Lastly, the issue of how political representation is apportioned in the U.S. Senate must be considered. Although the U.S. Constitution requires voter representation in the House of Representatives to be apportioned on the basis of population size, representation in the Senate is apportioned according to two senators per state, regardless of population size. This means that voters in states with larger populations have less representation in the Senate than voters in states with smaller populations. Currently, the blue state of California, for example, has a population of about 38,332,520, while the red state of Wyoming has a population of about 582,560, less than 2 percent of the population of California. Yet, both states have the same amount of votes in the U.S. Senate, which means that the vote of each individual in California has far less impact on national policy than the vote of each individual in Wyoming. Such is the problematic state of democracy in the United States as we confront the future of our country.

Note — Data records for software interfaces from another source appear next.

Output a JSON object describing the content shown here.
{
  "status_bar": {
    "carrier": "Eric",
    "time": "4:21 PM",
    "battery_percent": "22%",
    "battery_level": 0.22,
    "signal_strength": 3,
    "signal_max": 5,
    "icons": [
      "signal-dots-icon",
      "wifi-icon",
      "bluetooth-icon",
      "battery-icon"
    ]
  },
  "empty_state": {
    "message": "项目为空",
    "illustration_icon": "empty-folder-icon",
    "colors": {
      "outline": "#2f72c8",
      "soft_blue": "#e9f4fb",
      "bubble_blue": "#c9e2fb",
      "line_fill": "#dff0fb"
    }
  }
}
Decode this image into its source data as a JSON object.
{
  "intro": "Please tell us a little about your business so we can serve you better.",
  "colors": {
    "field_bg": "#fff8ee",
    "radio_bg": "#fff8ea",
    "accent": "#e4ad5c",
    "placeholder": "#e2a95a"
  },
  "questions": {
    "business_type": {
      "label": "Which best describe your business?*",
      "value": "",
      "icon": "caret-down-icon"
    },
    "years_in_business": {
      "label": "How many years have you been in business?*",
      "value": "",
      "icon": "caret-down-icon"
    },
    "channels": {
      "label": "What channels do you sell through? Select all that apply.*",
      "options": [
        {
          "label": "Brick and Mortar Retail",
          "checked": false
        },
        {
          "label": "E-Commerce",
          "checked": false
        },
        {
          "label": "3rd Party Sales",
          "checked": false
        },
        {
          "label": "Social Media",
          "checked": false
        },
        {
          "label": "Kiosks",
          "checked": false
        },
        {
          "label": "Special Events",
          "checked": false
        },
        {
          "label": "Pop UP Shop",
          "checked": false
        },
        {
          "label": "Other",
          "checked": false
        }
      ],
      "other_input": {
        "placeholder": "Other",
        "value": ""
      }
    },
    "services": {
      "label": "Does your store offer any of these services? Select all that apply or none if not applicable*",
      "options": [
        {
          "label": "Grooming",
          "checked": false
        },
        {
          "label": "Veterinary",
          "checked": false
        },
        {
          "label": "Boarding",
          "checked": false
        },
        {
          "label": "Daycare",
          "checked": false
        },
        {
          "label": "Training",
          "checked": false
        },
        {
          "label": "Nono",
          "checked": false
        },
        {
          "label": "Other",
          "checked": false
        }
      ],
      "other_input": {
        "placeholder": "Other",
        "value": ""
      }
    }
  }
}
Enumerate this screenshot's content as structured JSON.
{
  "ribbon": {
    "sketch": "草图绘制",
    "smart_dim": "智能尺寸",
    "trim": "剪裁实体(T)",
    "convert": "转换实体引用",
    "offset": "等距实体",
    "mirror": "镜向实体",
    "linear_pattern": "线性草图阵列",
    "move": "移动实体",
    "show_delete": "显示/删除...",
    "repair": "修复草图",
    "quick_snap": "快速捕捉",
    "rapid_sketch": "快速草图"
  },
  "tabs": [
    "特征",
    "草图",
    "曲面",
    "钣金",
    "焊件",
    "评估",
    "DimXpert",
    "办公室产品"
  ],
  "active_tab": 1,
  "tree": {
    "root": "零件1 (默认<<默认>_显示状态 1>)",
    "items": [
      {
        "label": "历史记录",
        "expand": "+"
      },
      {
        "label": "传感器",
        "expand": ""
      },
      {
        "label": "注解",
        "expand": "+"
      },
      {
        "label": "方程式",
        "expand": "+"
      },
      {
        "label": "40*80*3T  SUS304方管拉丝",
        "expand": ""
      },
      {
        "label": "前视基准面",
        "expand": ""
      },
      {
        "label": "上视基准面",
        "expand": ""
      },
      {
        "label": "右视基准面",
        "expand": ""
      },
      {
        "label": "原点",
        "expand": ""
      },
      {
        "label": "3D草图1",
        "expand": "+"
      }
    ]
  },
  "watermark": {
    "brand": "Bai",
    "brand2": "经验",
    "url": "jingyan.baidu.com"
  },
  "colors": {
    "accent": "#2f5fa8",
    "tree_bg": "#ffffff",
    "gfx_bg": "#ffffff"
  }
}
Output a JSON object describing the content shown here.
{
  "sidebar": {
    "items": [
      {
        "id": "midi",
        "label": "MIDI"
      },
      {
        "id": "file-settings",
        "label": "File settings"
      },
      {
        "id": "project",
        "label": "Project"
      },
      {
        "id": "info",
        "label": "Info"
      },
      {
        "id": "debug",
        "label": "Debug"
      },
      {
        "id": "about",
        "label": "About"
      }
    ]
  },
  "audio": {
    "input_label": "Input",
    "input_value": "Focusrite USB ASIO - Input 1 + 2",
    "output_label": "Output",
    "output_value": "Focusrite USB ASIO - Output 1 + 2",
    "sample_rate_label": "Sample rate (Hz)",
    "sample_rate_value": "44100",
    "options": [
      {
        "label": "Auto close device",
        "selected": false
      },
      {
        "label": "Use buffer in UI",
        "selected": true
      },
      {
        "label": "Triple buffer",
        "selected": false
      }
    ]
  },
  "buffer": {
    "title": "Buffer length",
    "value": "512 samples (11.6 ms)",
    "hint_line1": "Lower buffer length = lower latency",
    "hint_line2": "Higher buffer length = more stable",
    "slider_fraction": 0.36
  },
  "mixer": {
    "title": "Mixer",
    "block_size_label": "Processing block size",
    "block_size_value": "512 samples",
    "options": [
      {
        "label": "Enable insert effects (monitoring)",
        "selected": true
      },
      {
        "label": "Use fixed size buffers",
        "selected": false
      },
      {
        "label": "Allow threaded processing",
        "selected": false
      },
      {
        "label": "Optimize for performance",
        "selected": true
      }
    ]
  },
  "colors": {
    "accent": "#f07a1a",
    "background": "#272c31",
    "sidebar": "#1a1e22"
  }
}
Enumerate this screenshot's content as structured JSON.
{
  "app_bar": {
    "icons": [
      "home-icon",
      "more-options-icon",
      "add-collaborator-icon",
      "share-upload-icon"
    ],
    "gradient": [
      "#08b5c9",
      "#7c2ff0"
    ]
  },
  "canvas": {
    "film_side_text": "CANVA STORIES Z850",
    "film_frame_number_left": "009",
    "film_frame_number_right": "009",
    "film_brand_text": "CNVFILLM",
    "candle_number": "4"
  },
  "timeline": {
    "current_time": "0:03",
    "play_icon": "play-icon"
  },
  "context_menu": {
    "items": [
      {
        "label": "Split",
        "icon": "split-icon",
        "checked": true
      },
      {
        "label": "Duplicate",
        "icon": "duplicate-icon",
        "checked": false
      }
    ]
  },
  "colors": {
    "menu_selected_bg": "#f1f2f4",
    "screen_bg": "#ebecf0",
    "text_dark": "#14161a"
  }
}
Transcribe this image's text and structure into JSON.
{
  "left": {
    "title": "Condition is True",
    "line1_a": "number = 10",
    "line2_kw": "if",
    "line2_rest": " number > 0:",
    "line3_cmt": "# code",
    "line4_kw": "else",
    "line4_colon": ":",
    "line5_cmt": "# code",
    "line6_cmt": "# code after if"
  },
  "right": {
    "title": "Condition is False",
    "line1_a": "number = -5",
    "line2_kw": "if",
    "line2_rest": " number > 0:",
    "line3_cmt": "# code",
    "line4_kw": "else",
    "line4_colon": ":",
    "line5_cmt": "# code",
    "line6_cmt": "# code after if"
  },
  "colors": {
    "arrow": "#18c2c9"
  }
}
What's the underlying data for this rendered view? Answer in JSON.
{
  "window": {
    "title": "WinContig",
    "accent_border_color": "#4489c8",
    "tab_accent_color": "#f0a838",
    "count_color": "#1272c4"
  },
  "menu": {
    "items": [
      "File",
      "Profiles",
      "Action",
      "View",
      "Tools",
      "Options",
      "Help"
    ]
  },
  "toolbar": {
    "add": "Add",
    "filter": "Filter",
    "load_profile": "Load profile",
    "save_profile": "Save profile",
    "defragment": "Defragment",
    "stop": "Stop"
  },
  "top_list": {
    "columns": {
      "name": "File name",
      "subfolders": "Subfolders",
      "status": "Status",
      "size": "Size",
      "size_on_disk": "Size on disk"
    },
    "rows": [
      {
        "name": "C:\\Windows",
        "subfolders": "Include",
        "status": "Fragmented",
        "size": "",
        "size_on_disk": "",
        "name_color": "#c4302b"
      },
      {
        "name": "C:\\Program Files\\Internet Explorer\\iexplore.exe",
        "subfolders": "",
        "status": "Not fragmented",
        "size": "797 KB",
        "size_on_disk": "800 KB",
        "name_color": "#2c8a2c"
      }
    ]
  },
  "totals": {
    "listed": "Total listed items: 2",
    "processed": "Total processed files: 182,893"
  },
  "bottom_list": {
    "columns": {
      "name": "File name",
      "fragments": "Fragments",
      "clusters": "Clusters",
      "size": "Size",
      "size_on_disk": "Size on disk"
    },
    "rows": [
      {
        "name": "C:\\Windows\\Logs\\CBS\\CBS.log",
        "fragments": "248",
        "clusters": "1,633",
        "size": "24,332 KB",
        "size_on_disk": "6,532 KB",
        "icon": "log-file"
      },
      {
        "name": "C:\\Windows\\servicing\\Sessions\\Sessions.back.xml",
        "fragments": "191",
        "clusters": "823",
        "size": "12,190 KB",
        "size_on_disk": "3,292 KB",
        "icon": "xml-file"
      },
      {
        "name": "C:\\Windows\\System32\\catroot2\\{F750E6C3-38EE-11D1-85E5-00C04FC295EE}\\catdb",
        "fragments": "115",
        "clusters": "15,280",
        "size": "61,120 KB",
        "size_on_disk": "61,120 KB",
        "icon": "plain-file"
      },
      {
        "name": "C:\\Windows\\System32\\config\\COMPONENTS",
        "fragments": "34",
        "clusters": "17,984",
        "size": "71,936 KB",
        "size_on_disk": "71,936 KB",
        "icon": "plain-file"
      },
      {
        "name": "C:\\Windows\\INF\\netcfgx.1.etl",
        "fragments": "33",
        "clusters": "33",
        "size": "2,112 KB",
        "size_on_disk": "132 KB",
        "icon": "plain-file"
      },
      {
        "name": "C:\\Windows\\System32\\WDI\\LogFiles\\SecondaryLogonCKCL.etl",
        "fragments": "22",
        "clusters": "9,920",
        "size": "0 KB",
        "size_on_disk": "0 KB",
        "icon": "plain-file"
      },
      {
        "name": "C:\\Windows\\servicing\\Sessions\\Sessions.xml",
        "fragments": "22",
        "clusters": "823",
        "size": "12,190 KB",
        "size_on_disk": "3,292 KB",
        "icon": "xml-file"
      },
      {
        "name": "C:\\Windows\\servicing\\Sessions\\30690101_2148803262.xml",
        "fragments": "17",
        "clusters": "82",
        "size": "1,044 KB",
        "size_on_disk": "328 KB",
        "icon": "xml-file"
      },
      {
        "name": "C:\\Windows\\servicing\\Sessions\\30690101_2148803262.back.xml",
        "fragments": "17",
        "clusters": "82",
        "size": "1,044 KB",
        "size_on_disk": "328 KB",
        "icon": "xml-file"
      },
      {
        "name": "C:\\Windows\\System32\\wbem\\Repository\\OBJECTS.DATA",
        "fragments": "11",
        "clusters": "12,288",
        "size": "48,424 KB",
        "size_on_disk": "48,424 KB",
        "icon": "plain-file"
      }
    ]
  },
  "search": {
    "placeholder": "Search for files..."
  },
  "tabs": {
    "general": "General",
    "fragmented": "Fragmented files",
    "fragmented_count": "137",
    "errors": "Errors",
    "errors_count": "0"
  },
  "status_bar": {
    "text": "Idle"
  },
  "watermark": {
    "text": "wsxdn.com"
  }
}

This article was originally posted on the website of Active McFarland on September 25, 2015.
Thanks to Ruthy Berger, Jerry Collins, Charles Cottle, and Ann Kleinhaus for their input on this article.
Richard Florida. 2013. “The Suburbs are the New Swing States.” CityLab (Nov. 29), http://www.citylab.com.
Thomas Frank. 2004. What’s the Matter with Kansas: How Conservatives Won the Heart of America. New York: Metropolitan Books.
James Gimpel and Kimberly A. Karnes. 2006. “The Rural Side of the Urban-Rural Gap.” PSOnline (July), http://www.apsanet.org.
Mike McCabe. 2014. Blue Jeans in High Places: The Coming Makeover of American Politics. Mineral Point, WI: Little Creek Press.
Seth C. McKee. 2008. “Rural Voters and the Polarization of American Presidential Elections.” PSOnline (Jan.), http://www.apsanet.org.
Heather Cox Richardson. 2014. To Make Men Free: A History of the Republican Party. New York: Basic Books.
Jefferey M. Sellers, Daniel Kübler, Alan Walks, and Melanie Walter-Rogg (eds.). 2013. The Political Ecology of the Metropolis: Metropolitan Sources of Electoral Behavior in Eleven Counties. New York: Columbia University Press.
Paul Starr. 2014. “The American Situation.” The American Prospect (Fall), pp. 5, 7.
John Tierney. 2014. “Which States are Givers and Which are Takers?” The Atlantic (May 5), http://www.theatlantic.com.